▶ Work item
Every line of the data should be written out exactly, with the pictures left out.

--------------------

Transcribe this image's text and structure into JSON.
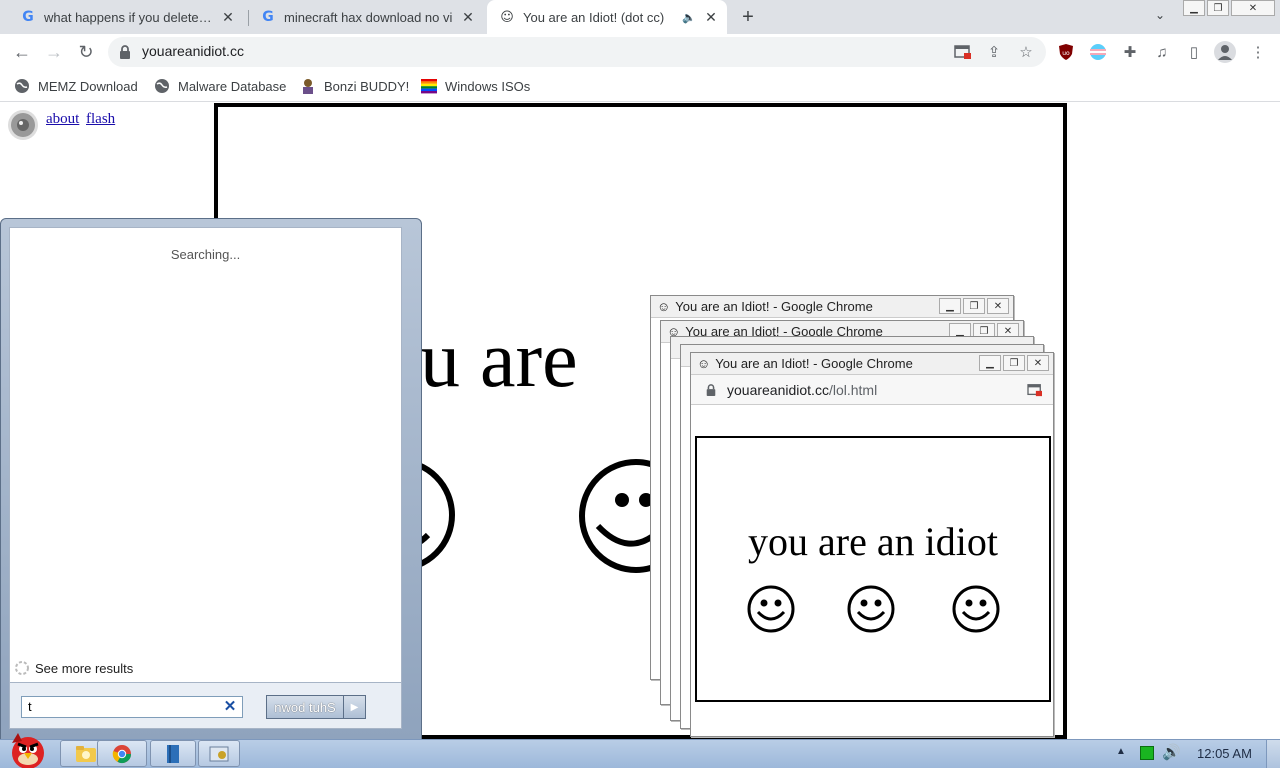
{
  "tabs": [
    {
      "title": "what happens if you delete sy"
    },
    {
      "title": "minecraft hax download no vi"
    },
    {
      "title": "You are an Idiot! (dot cc)"
    }
  ],
  "address_bar": {
    "url": "youareanidiot.cc"
  },
  "bookmarks": [
    {
      "label": "MEMZ Download"
    },
    {
      "label": "Malware Database"
    },
    {
      "label": "Bonzi BUDDY!"
    },
    {
      "label": "Windows ISOs"
    }
  ],
  "page": {
    "links": {
      "about": "about",
      "flash": "flash"
    },
    "headline_fragment": "ou are"
  },
  "popups": {
    "window_title": "You are an Idiot! - Google Chrome",
    "url_domain": "youareanidiot.cc",
    "url_path": "/lol.html",
    "headline": "you are an idiot"
  },
  "start_menu": {
    "status": "Searching...",
    "see_more": "See more results",
    "search_value": "t",
    "shutdown_label": "nwod tuhS"
  },
  "taskbar": {
    "clock": "12:05 AM"
  },
  "colors": {
    "accent": "#1a73e8",
    "taskbar": "#9db8da",
    "link": "#1a0dab"
  }
}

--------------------

▶ Your response
Transcribe this image's text and structure into JSON.
{
  "tabs": [
    {
      "title": "what happens if you delete sy"
    },
    {
      "title": "minecraft hax download no vi"
    },
    {
      "title": "You are an Idiot! (dot cc)"
    }
  ],
  "address_bar": {
    "url": "youareanidiot.cc"
  },
  "bookmarks": [
    {
      "label": "MEMZ Download"
    },
    {
      "label": "Malware Database"
    },
    {
      "label": "Bonzi BUDDY!"
    },
    {
      "label": "Windows ISOs"
    }
  ],
  "page": {
    "links": {
      "about": "about",
      "flash": "flash"
    },
    "headline_fragment": "ou are"
  },
  "popups": {
    "window_title": "You are an Idiot! - Google Chrome",
    "url_domain": "youareanidiot.cc",
    "url_path": "/lol.html",
    "headline": "you are an idiot"
  },
  "start_menu": {
    "status": "Searching...",
    "see_more": "See more results",
    "search_value": "t",
    "shutdown_label": "nwod tuhS"
  },
  "taskbar": {
    "clock": "12:05 AM"
  },
  "colors": {
    "accent": "#1a73e8",
    "taskbar": "#9db8da",
    "link": "#1a0dab"
  }
}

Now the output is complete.